[[ Available data open ]]

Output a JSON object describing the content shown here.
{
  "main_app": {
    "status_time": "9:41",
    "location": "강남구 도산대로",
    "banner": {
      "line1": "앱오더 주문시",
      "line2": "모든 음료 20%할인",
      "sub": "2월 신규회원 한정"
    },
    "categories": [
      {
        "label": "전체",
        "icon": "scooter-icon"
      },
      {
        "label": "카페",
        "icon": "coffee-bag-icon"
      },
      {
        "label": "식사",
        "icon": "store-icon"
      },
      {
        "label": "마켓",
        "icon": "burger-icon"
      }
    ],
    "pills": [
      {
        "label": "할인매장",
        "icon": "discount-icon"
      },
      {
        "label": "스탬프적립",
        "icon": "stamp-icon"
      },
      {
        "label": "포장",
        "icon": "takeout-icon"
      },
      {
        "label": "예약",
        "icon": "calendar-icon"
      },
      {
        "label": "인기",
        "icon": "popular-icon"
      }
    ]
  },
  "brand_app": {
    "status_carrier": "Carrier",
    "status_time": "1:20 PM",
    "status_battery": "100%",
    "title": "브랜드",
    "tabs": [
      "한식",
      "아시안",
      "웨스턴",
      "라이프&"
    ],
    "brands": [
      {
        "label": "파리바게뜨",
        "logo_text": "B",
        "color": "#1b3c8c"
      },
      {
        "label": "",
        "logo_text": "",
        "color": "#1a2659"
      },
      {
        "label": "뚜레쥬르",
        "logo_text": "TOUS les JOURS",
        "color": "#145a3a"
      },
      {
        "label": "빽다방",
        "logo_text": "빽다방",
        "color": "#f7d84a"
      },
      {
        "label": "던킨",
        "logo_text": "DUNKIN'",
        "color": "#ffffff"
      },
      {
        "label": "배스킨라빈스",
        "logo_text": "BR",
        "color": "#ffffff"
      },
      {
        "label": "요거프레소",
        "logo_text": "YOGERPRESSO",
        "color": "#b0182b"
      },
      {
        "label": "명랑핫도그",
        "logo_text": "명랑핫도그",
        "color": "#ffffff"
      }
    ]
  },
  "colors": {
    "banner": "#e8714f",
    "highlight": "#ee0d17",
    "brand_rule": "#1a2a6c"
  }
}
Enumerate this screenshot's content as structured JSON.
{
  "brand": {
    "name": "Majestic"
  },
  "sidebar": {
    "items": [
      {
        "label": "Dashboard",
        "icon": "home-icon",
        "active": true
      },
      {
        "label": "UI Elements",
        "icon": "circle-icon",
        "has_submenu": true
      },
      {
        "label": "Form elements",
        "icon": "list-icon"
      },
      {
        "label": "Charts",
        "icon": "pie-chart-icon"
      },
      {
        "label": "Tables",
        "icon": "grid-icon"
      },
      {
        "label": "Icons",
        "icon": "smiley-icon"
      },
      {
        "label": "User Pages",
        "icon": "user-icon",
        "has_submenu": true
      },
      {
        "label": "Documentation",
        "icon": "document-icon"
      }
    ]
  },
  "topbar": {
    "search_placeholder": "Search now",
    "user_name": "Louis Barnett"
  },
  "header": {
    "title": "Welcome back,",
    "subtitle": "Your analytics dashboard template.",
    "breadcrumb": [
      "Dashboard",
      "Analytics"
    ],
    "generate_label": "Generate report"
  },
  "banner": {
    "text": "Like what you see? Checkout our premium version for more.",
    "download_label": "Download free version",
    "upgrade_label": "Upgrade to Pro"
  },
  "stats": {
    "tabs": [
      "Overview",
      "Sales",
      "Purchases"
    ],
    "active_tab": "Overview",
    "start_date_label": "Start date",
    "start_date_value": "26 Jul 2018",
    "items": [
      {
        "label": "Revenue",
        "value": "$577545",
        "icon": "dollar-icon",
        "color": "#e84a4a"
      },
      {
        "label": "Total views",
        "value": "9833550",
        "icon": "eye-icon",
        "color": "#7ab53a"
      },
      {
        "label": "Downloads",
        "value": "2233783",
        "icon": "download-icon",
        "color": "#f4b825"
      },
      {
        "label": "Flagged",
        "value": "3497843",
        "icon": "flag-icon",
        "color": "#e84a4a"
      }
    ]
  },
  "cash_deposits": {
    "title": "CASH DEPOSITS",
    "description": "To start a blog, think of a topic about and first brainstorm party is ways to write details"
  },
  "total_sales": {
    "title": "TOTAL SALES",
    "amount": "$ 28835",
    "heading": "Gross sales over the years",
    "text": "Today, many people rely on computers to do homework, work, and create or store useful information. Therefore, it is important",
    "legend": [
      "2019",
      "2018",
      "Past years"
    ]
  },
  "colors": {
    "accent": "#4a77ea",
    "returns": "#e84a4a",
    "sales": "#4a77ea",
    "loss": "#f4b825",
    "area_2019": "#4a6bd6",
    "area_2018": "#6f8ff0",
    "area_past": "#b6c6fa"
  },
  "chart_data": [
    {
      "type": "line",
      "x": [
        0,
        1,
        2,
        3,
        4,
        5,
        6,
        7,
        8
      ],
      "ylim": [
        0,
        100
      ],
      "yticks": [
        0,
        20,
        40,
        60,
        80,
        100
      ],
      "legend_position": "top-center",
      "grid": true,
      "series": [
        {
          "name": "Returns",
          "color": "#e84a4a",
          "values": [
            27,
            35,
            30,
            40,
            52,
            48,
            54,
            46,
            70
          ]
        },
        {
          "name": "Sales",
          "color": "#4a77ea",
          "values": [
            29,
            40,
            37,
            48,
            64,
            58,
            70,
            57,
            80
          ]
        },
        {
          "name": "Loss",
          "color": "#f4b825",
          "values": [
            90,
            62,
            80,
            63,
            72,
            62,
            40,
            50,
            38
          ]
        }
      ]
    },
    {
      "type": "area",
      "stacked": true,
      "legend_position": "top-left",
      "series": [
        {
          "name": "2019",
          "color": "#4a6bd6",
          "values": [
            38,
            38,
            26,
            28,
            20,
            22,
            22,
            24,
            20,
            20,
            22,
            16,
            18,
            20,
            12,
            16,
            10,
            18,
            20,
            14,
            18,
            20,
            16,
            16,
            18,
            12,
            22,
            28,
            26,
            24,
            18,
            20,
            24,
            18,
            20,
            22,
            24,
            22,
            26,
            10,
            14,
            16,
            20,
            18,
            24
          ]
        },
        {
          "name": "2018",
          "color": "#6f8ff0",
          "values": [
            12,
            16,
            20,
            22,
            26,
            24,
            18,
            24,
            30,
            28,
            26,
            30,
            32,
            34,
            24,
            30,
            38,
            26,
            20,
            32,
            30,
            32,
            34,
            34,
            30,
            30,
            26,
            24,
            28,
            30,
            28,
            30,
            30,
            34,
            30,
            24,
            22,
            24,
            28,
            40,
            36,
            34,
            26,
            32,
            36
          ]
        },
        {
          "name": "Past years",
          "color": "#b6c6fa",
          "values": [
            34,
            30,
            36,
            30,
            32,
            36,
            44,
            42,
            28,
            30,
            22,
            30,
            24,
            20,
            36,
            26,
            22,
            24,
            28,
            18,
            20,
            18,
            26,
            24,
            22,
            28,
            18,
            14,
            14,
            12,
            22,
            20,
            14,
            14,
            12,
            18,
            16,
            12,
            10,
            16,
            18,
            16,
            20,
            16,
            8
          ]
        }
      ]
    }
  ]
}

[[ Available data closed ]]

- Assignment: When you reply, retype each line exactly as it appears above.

- Exercise answer:
Output a JSON object describing the content shown here.
{
  "main_app": {
    "status_time": "9:41",
    "location": "강남구 도산대로",
    "banner": {
      "line1": "앱오더 주문시",
      "line2": "모든 음료 20%할인",
      "sub": "2월 신규회원 한정"
    },
    "categories": [
      {
        "label": "전체",
        "icon": "scooter-icon"
      },
      {
        "label": "카페",
        "icon": "coffee-bag-icon"
      },
      {
        "label": "식사",
        "icon": "store-icon"
      },
      {
        "label": "마켓",
        "icon": "burger-icon"
      }
    ],
    "pills": [
      {
        "label": "할인매장",
        "icon": "discount-icon"
      },
      {
        "label": "스탬프적립",
        "icon": "stamp-icon"
      },
      {
        "label": "포장",
        "icon": "takeout-icon"
      },
      {
        "label": "예약",
        "icon": "calendar-icon"
      },
      {
        "label": "인기",
        "icon": "popular-icon"
      }
    ]
  },
  "brand_app": {
    "status_carrier": "Carrier",
    "status_time": "1:20 PM",
    "status_battery": "100%",
    "title": "브랜드",
    "tabs": [
      "한식",
      "아시안",
      "웨스턴",
      "라이프&"
    ],
    "brands": [
      {
        "label": "파리바게뜨",
        "logo_text": "B",
        "color": "#1b3c8c"
      },
      {
        "label": "",
        "logo_text": "",
        "color": "#1a2659"
      },
      {
        "label": "뚜레쥬르",
        "logo_text": "TOUS les JOURS",
        "color": "#145a3a"
      },
      {
        "label": "빽다방",
        "logo_text": "빽다방",
        "color": "#f7d84a"
      },
      {
        "label": "던킨",
        "logo_text": "DUNKIN'",
        "color": "#ffffff"
      },
      {
        "label": "배스킨라빈스",
        "logo_text": "BR",
        "color": "#ffffff"
      },
      {
        "label": "요거프레소",
        "logo_text": "YOGERPRESSO",
        "color": "#b0182b"
      },
      {
        "label": "명랑핫도그",
        "logo_text": "명랑핫도그",
        "color": "#ffffff"
      }
    ]
  },
  "colors": {
    "banner": "#e8714f",
    "highlight": "#ee0d17",
    "brand_rule": "#1a2a6c"
  }
}
Enumerate this screenshot's content as structured JSON.
{
  "brand": {
    "name": "Majestic"
  },
  "sidebar": {
    "items": [
      {
        "label": "Dashboard",
        "icon": "home-icon",
        "active": true
      },
      {
        "label": "UI Elements",
        "icon": "circle-icon",
        "has_submenu": true
      },
      {
        "label": "Form elements",
        "icon": "list-icon"
      },
      {
        "label": "Charts",
        "icon": "pie-chart-icon"
      },
      {
        "label": "Tables",
        "icon": "grid-icon"
      },
      {
        "label": "Icons",
        "icon": "smiley-icon"
      },
      {
        "label": "User Pages",
        "icon": "user-icon",
        "has_submenu": true
      },
      {
        "label": "Documentation",
        "icon": "document-icon"
      }
    ]
  },
  "topbar": {
    "search_placeholder": "Search now",
    "user_name": "Louis Barnett"
  },
  "header": {
    "title": "Welcome back,",
    "subtitle": "Your analytics dashboard template.",
    "breadcrumb": [
      "Dashboard",
      "Analytics"
    ],
    "generate_label": "Generate report"
  },
  "banner": {
    "text": "Like what you see? Checkout our premium version for more.",
    "download_label": "Download free version",
    "upgrade_label": "Upgrade to Pro"
  },
  "stats": {
    "tabs": [
      "Overview",
      "Sales",
      "Purchases"
    ],
    "active_tab": "Overview",
    "start_date_label": "Start date",
    "start_date_value": "26 Jul 2018",
    "items": [
      {
        "label": "Revenue",
        "value": "$577545",
        "icon": "dollar-icon",
        "color": "#e84a4a"
      },
      {
        "label": "Total views",
        "value": "9833550",
        "icon": "eye-icon",
        "color": "#7ab53a"
      },
      {
        "label": "Downloads",
        "value": "2233783",
        "icon": "download-icon",
        "color": "#f4b825"
      },
      {
        "label": "Flagged",
        "value": "3497843",
        "icon": "flag-icon",
        "color": "#e84a4a"
      }
    ]
  },
  "cash_deposits": {
    "title": "CASH DEPOSITS",
    "description": "To start a blog, think of a topic about and first brainstorm party is ways to write details"
  },
  "total_sales": {
    "title": "TOTAL SALES",
    "amount": "$ 28835",
    "heading": "Gross sales over the years",
    "text": "Today, many people rely on computers to do homework, work, and create or store useful information. Therefore, it is important",
    "legend": [
      "2019",
      "2018",
      "Past years"
    ]
  },
  "colors": {
    "accent": "#4a77ea",
    "returns": "#e84a4a",
    "sales": "#4a77ea",
    "loss": "#f4b825",
    "area_2019": "#4a6bd6",
    "area_2018": "#6f8ff0",
    "area_past": "#b6c6fa"
  },
  "chart_data": [
    {
      "type": "line",
      "x": [
        0,
        1,
        2,
        3,
        4,
        5,
        6,
        7,
        8
      ],
      "ylim": [
        0,
        100
      ],
      "yticks": [
        0,
        20,
        40,
        60,
        80,
        100
      ],
      "legend_position": "top-center",
      "grid": true,
      "series": [
        {
          "name": "Returns",
          "color": "#e84a4a",
          "values": [
            27,
            35,
            30,
            40,
            52,
            48,
            54,
            46,
            70
          ]
        },
        {
          "name": "Sales",
          "color": "#4a77ea",
          "values": [
            29,
            40,
            37,
            48,
            64,
            58,
            70,
            57,
            80
          ]
        },
        {
          "name": "Loss",
          "color": "#f4b825",
          "values": [
            90,
            62,
            80,
            63,
            72,
            62,
            40,
            50,
            38
          ]
        }
      ]
    },
    {
      "type": "area",
      "stacked": true,
      "legend_position": "top-left",
      "series": [
        {
          "name": "2019",
          "color": "#4a6bd6",
          "values": [
            38,
            38,
            26,
            28,
            20,
            22,
            22,
            24,
            20,
            20,
            22,
            16,
            18,
            20,
            12,
            16,
            10,
            18,
            20,
            14,
            18,
            20,
            16,
            16,
            18,
            12,
            22,
            28,
            26,
            24,
            18,
            20,
            24,
            18,
            20,
            22,
            24,
            22,
            26,
            10,
            14,
            16,
            20,
            18,
            24
          ]
        },
        {
          "name": "2018",
          "color": "#6f8ff0",
          "values": [
            12,
            16,
            20,
            22,
            26,
            24,
            18,
            24,
            30,
            28,
            26,
            30,
            32,
            34,
            24,
            30,
            38,
            26,
            20,
            32,
            30,
            32,
            34,
            34,
            30,
            30,
            26,
            24,
            28,
            30,
            28,
            30,
            30,
            34,
            30,
            24,
            22,
            24,
            28,
            40,
            36,
            34,
            26,
            32,
            36
          ]
        },
        {
          "name": "Past years",
          "color": "#b6c6fa",
          "values": [
            34,
            30,
            36,
            30,
            32,
            36,
            44,
            42,
            28,
            30,
            22,
            30,
            24,
            20,
            36,
            26,
            22,
            24,
            28,
            18,
            20,
            18,
            26,
            24,
            22,
            28,
            18,
            14,
            14,
            12,
            22,
            20,
            14,
            14,
            12,
            18,
            16,
            12,
            10,
            16,
            18,
            16,
            20,
            16,
            8
          ]
        }
      ]
    }
  ]
}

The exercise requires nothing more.